Does filing for bankruptcy put a stop to creditor actions?

| Apr 13, 2021 | Bankruptcy |

Falling behind on your bills is a stressful experience. You will likely mentally chastise yourself and stress about the gap between what you make and what you owe. You may have trouble sleeping and may experience symptoms similar to depression. As if the punishments you administer to yourself during times of financial hardship weren’t bad enough, you can almost certainly count on your creditors to make things worse.

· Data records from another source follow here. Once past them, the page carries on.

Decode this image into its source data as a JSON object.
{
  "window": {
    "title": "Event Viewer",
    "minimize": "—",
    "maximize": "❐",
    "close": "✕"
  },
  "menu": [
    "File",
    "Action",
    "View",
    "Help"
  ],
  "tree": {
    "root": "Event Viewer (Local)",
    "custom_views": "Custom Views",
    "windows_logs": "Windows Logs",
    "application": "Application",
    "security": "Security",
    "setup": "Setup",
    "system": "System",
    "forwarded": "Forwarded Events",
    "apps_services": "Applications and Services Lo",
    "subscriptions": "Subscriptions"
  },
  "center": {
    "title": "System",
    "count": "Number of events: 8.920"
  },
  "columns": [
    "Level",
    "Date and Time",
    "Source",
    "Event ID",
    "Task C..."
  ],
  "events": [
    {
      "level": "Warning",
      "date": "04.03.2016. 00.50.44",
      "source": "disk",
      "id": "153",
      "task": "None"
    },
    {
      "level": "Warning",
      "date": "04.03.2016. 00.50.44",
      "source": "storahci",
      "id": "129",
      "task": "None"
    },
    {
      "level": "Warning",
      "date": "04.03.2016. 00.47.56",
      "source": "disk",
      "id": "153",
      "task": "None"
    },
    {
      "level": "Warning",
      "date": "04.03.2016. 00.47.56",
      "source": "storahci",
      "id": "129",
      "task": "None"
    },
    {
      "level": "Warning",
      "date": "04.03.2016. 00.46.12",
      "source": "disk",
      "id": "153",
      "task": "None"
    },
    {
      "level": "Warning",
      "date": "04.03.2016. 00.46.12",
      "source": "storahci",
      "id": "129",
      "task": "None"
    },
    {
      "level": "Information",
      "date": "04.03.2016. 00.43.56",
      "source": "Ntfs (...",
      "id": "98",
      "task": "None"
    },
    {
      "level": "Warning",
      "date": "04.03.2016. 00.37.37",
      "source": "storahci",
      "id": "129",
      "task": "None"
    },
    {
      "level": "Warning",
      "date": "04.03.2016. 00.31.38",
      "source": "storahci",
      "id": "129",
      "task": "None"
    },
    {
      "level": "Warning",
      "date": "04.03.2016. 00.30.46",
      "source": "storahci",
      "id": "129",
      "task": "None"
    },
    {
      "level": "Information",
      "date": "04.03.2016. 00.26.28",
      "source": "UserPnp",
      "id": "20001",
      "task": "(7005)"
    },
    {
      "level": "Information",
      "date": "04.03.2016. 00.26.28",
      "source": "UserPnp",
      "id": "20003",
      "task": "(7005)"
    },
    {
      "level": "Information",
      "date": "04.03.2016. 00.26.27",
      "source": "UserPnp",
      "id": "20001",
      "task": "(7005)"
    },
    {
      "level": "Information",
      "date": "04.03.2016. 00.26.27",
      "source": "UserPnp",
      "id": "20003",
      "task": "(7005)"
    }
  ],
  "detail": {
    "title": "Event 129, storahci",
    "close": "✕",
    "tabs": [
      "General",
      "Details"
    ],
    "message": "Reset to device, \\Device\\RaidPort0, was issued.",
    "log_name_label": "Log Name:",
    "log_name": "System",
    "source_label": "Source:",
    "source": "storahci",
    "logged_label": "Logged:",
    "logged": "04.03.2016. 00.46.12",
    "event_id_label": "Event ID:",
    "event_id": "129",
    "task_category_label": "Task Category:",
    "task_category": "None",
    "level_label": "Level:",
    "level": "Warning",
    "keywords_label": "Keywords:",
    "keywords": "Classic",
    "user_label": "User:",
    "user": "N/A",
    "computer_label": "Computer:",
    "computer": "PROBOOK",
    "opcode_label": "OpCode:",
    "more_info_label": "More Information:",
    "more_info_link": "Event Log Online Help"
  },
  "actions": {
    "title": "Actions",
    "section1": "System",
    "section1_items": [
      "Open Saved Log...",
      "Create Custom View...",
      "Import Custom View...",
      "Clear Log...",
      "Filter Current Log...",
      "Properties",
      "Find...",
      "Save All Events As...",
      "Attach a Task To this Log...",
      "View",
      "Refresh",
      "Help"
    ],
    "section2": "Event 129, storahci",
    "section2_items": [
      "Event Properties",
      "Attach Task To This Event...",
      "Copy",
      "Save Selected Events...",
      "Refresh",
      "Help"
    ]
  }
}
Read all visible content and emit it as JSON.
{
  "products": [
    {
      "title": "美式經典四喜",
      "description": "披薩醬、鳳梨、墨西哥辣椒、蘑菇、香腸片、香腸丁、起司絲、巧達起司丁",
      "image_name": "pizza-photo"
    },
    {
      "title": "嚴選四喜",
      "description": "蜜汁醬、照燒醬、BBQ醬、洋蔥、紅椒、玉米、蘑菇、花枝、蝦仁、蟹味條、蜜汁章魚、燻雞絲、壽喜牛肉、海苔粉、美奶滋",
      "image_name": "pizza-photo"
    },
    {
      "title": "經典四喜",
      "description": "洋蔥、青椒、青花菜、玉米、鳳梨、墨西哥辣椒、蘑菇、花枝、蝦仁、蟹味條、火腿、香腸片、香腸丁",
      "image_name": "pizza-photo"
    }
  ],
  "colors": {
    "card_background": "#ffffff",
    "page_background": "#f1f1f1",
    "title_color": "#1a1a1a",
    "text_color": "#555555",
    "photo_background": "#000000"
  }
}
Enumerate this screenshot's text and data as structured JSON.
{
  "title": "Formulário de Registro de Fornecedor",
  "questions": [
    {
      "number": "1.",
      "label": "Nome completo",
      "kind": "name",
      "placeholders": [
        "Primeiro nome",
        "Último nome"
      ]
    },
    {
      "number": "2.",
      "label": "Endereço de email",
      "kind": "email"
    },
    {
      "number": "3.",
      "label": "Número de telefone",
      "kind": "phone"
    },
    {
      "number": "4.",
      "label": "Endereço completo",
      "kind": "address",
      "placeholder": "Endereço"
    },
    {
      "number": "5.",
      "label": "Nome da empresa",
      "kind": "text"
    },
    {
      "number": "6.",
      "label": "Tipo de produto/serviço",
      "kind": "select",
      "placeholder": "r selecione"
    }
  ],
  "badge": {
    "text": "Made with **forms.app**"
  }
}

They will send you letters threatening you of the worst-case scenario if you don’t pay. They might repeatedly call you at home or your place of employment. They can even try reaching out to your friends, family members and neighbors to try to get information about you to collect on the debt. Collection efforts can often take a difficult situation and make it intolerable.

What effect does filing bankruptcy have on those creditor calls and lawsuit threats?

Bankruptcy filings immediately stop collection activity

Will you file for personal bankruptcy, the courts issue an automatic stay that goes into effect immediately. It protects you from collection activity until the courts review your case. The companies trying to get you to pay can no longer call you or send you letters until after your court proceedings. Pending lawsuits will have to stop. Attempts to garnish your wages, foreclose on your house or repossess your vehicle will also stop.

Certain creditors could potentially resume collection activity while your bankruptcy is still in progress. Companies can file adversary proceedings asking for the courts to exclude them from the automatic stay or the discharge in your bankruptcy. Most companies won’t take this drastic step, which means that once you file, you won’t have to worry about answering the phone anymore. 

A successful filing will help you regain control over your finances

An automatic stay is really just a short-term solution to creditor harassment and its impact on your mental health and daily life. It is the discharge that the courts order at the end of your bankruptcy proceedings that will truly help you put this period of financial hardship behind you.

With a discharge, you are freed from your obligation to repay a creditor. They also no longer have the right to make any attempt to collect on that account. Looking at the forms of bankruptcy and your financial situation can be a good first step for someone considering filing for bankruptcy.